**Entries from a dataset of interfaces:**
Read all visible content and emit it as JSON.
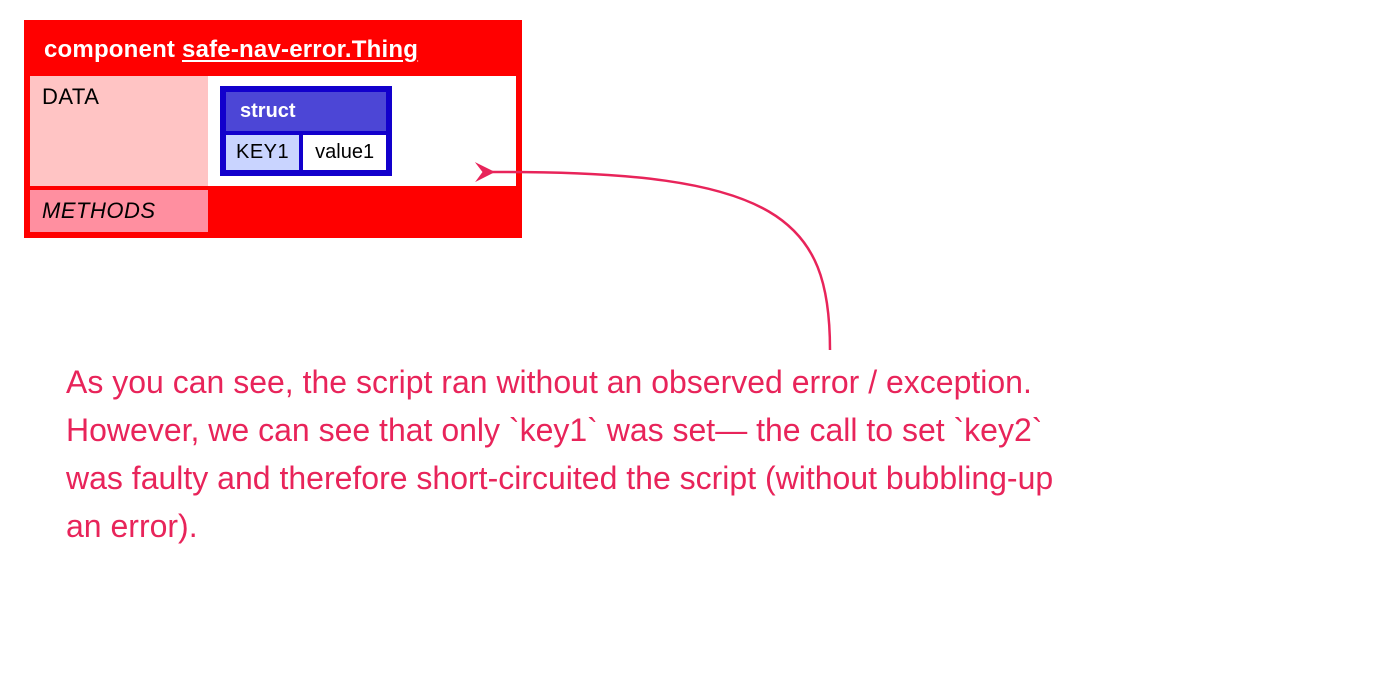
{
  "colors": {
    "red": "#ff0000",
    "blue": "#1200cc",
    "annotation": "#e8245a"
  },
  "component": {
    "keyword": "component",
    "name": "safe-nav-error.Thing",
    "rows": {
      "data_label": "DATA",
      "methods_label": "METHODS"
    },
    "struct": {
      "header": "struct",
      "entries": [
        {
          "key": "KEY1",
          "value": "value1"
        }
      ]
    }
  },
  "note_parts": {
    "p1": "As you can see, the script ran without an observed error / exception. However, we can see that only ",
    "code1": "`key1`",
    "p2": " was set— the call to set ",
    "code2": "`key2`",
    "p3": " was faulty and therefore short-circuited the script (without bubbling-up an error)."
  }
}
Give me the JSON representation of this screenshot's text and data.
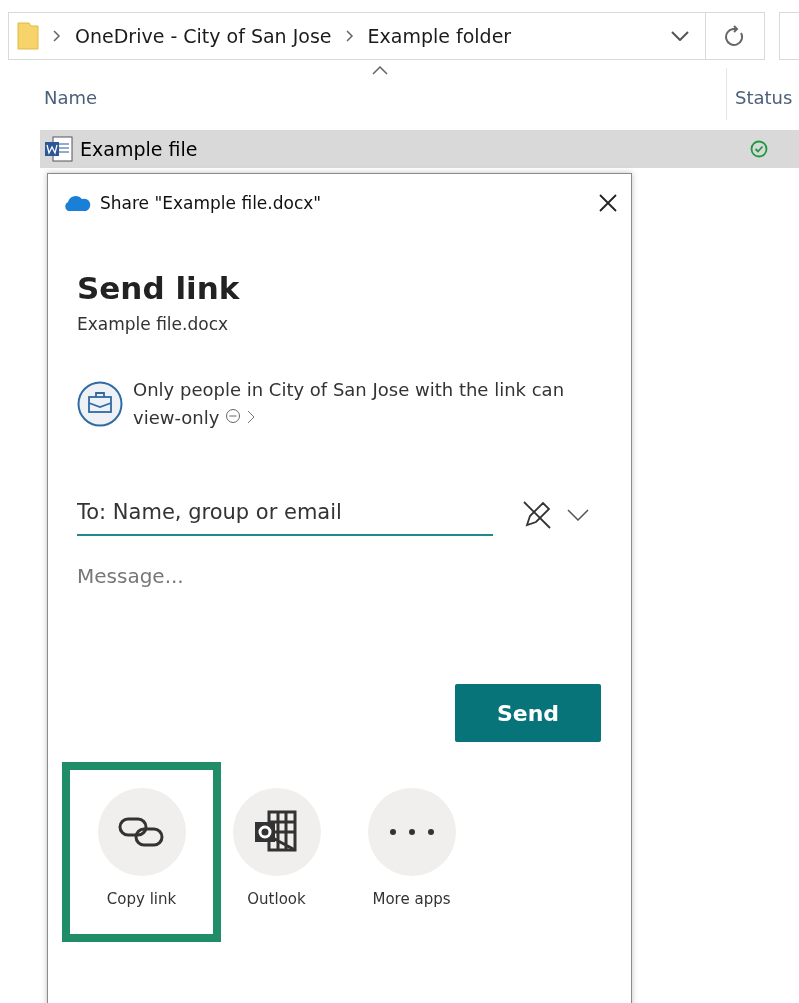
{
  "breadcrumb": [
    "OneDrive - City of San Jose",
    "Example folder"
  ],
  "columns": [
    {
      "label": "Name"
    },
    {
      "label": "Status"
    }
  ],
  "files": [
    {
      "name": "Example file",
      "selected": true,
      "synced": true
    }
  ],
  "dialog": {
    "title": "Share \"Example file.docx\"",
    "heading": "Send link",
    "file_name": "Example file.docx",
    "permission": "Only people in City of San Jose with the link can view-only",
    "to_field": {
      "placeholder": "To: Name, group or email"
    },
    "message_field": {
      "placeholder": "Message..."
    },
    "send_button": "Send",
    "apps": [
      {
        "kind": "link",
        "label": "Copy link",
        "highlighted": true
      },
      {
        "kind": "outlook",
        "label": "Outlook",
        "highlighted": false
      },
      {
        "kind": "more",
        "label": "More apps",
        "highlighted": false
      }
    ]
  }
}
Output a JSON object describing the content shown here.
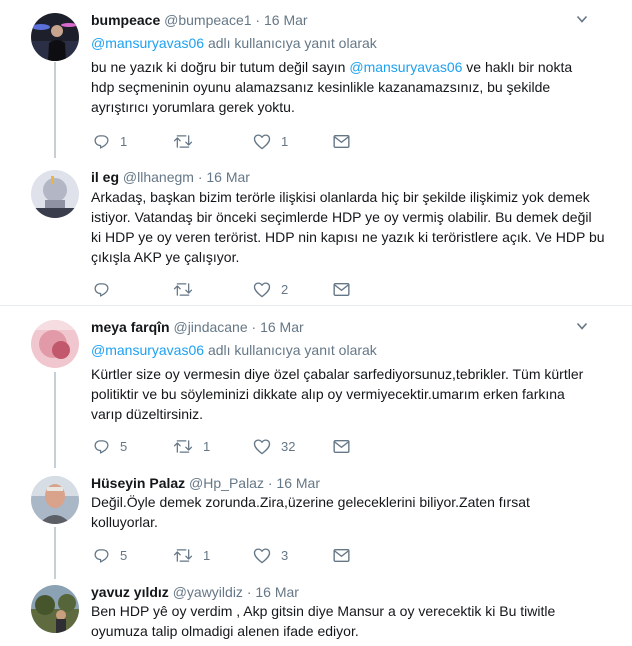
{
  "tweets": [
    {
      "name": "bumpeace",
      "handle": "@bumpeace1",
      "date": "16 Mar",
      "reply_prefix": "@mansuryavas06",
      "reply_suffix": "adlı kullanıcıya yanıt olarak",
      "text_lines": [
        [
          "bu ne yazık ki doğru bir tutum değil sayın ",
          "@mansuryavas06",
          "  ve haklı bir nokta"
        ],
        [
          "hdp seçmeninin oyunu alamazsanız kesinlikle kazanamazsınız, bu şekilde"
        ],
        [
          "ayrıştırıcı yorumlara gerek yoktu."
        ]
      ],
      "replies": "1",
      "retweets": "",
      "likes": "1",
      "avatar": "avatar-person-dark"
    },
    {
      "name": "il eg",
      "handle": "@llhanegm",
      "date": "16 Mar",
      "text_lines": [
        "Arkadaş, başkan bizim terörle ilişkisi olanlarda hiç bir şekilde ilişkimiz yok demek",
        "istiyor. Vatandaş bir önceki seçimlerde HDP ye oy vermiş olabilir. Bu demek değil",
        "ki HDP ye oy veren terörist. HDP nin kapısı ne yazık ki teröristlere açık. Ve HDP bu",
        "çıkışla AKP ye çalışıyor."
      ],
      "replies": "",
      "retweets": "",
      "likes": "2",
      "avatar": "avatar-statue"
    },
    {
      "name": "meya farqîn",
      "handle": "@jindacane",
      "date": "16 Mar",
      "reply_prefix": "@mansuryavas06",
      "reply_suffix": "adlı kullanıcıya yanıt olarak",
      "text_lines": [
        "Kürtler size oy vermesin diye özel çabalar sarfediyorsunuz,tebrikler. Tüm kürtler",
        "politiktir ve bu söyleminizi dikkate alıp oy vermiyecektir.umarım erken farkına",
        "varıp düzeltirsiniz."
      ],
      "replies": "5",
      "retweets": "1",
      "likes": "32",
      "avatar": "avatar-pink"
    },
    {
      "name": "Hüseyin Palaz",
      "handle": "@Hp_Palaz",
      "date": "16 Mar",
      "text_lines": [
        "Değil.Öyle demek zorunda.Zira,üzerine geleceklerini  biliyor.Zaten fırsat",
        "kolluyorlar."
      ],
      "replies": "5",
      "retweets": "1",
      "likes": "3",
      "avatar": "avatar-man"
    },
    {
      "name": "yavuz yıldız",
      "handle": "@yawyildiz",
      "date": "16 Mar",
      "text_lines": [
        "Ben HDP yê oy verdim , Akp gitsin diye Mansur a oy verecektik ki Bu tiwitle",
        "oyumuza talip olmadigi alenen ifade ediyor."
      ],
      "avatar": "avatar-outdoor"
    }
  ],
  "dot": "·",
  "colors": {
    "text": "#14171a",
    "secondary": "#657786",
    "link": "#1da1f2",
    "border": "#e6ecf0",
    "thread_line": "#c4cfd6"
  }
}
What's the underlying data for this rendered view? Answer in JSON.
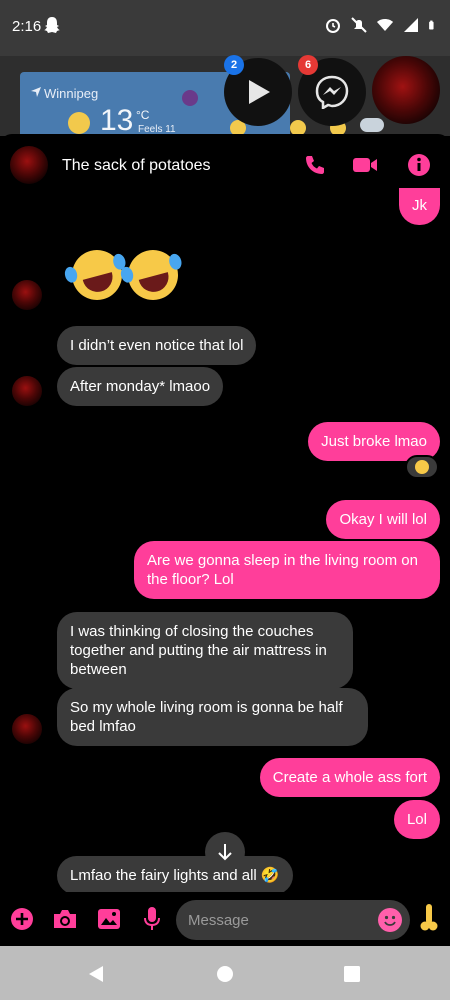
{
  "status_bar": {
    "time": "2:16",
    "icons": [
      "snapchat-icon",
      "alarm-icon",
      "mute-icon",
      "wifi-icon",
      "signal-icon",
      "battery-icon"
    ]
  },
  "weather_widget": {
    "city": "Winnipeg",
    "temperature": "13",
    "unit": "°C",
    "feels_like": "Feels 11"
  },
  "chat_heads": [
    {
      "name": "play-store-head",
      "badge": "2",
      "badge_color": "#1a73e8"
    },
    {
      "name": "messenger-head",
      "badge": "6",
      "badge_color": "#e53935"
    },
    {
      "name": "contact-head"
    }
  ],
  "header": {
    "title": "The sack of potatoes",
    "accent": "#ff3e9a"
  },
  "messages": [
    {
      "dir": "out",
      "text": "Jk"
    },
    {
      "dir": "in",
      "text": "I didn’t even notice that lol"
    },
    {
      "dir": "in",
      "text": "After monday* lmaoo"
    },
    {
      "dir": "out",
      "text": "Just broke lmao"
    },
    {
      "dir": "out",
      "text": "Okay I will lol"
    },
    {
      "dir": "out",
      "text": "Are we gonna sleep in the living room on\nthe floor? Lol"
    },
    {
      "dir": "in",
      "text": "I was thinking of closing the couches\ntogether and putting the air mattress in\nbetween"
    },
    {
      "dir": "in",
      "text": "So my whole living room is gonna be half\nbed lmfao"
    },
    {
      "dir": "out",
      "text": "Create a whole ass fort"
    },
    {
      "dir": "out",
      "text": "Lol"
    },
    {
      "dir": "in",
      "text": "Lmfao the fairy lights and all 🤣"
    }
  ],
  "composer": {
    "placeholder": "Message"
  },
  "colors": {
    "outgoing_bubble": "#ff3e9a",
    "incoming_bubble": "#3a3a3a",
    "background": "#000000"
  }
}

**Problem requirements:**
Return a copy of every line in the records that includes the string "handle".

**Response area:**
      "handle": "@bumpeace1",
      "handle": "@llhanegm",
      "handle": "@jindacane",
      "handle": "@Hp_Palaz",
      "handle": "@yawyildiz",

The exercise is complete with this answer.